New York Times reviewer A. O. Scott narrates a nice five-minute video exploring the excellence and universal appeal of Pixar’s films. His thesis, in summary, is that they often feature an identity crisis–the hero feels he doesn’t belong. Humans of all stripes respond to such notions. Plus, of course, they’re usually exceptionally executed.
On a related note, I was recently listening in to a conversation among five 30-something, university-educated women. They were talking about movies. Despite being aware of the glowing reviews for Pixar’s Wall-E, they were unanimous in their lack of interest in seeing the movie.

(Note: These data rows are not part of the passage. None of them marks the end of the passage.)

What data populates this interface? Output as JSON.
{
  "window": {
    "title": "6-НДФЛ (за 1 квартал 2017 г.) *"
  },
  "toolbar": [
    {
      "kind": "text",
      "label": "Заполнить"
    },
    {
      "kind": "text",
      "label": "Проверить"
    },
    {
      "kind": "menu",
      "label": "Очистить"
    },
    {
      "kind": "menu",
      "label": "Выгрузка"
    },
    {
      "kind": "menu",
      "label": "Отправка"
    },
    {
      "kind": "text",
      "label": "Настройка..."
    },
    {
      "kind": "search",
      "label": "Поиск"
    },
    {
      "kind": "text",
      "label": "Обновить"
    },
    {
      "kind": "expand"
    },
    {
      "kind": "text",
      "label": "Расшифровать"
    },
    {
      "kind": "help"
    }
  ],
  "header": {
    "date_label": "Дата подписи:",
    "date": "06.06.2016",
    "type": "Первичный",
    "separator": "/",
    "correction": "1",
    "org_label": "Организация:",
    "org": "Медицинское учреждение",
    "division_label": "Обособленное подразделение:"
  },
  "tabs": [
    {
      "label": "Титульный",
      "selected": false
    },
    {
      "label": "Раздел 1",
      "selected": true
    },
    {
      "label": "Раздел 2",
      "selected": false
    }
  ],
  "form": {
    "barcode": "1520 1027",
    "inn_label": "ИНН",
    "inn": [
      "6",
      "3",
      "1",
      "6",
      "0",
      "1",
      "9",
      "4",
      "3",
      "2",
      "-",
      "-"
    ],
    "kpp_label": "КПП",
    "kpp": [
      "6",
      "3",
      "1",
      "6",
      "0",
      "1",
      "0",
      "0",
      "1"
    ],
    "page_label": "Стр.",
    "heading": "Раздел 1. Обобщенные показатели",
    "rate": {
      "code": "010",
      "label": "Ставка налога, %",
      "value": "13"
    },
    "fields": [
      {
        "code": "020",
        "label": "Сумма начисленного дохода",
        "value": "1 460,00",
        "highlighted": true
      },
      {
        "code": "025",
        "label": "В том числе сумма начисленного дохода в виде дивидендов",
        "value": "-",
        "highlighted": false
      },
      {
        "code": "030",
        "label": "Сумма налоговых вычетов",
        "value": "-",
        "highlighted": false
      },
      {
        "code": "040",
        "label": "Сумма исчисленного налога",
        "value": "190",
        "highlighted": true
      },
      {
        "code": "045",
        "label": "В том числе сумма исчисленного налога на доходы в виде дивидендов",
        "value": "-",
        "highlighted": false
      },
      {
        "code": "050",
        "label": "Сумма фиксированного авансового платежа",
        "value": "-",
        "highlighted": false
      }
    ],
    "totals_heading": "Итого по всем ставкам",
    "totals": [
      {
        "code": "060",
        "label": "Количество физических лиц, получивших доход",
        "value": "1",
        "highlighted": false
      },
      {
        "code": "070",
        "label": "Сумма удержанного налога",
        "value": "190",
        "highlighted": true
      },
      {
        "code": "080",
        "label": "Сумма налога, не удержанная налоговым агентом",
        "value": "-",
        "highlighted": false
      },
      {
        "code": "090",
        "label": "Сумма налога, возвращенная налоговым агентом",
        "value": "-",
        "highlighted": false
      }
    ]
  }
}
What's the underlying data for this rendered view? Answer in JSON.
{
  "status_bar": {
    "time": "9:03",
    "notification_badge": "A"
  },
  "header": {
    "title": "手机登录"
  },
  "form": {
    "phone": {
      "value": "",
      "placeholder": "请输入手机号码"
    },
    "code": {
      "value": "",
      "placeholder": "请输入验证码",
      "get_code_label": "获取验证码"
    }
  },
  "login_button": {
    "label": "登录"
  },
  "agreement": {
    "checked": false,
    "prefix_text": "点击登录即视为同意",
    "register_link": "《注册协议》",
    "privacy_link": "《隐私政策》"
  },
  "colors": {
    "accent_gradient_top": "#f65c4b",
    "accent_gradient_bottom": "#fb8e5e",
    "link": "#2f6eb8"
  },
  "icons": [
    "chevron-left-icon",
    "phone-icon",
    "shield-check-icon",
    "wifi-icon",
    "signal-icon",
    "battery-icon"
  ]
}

I don’t want to inspire a lot of female commenters to contradict me, but I have a sense that women are generally less interested in animated films than men. This seems entirely understandable, given that most of the animated work they’ve seen has been a) made primarily for boys, featuring male protagonists and b) bad. Still, I think it’s unfortunate, because some of the most remarkable and effective movies of the last decade have been animated. I’m thinking here of Persepolis, Ratatouille and The Incredibles. The former of these movies obviously bucks this trend, but it didn’t necessarily have the broad appeal of the Pixar movies.